“The sweetest joy, the wildest woe is love. What the world needs is more love and less paperwork.” — Pearl Bailey
Nobody (alright – there’s the odd nerdy exception amongst us. Stand proud!) wants or seeks to read policy. And if we must, you’d better make it snappy. Only when policy is succinct, and where key practice imperatives are made explicit might it have some relevance when we’re standing knee deep in a sea of prep students on a swimming excursion, or venturing bravely in to teach maths to “that year nine class” on a Friday afternoon.
Further, we often take our obsession with documentation beneath the policy level and into our strategic plans, our action plans, our PLC objectives and even into teaching programs. One such example I’ve seen too regularly is in schools implementing positive behaviour support or the various statewide incarnations of such programs.
Somehow, we’ve convinced ourselves that if we can be comprehensive about student behaviour and document the vast array of behaviours that are potential in the vast breadth of locations in our schools; develop these into a matrix; devise mini-lessons on each, and then display the matrix on walls around the school that we’ll get a behavioural shift.
If comprehensive is the enemy of behaviour change, the simplification is the ally. In the end, if our students can’t tell us the third behaviour for the second school value on the matrix under the box for cafeteria – then we’ve wasted valuable leadership time.

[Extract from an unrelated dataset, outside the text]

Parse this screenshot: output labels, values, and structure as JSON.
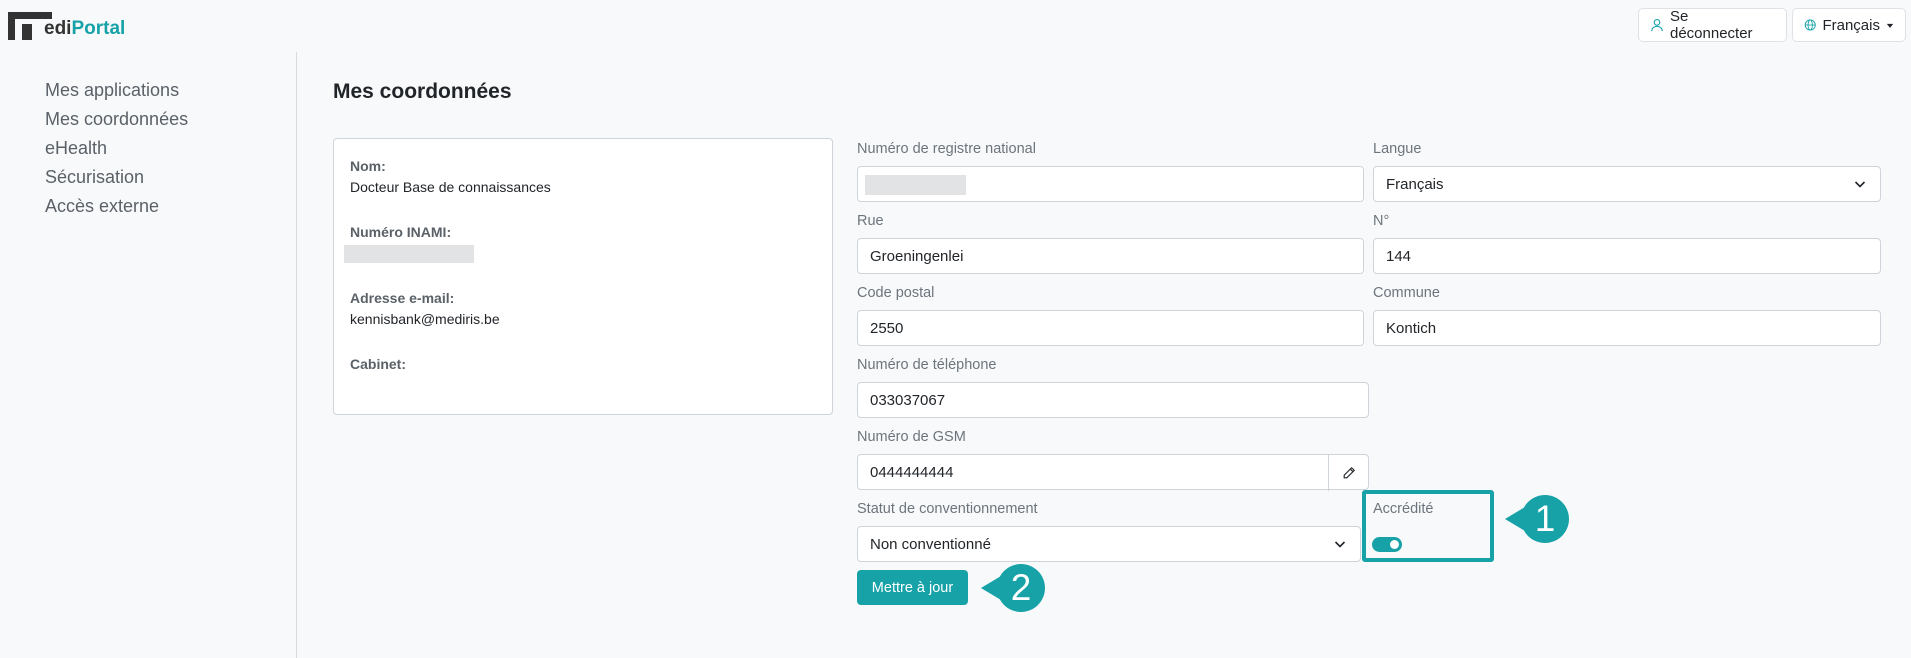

Our brains, as drivers of our socialisation and behaviour are not wired for improvement in a multitude of ways in a multitude of contexts. This is the very reason that your friend (if you don’t have one – it’s probably you!) who makes nine New Year’s resolutions has kept none of them active by about January 5th – and they came up with their own behavioural targets! We’re even less likely to comply with behaviour or practice change when somebody else hits us with the all the changes. Can you imagine your response to a friend dropping by to let you know you should swear and drink a little less, that you should be nicer to your kids, that your lawn needs a mow and that your hair is a throwback to a forgotten era? If you’re like me the response is roughly (and colloquially) something along the lines of “get stuffed!”
But if somebody comes to me with a singular, important step and offers to support me in taking it – then I’m interested. This is the theory behind why we exercise more when we have a ‘gym buddy’. You don’t need a comprehensive plan, a contract or a policy for this agreement. We just need to don the Lycra and hit the treadmill. Action is the imperative, not the plan.
Do we want action and change … or to write copiously of our aspirations for it?
THE CHEAT SHEET
Don’t have time to absorb the whole article today? Here are the big points …
1) Comprehensive policy is a myth.
2) Wordy policy reduces professional safety.
3) Overdocumentation creates confusion and stagnates action.
4) Brevity on policy promotes accessibility and awareness.
5) Policy is about process and not pre-determined outcomes.
AITSL STANDARDS FOR PRINCIPALS… and you addressed them by reading!
The Big One
Professional Practice 4 – Leading the management of the school.
But also …
PP2 – Developing self and others.
PP3 – Leading improvement, innovation and change.
LR1 – Knowledge and understanding.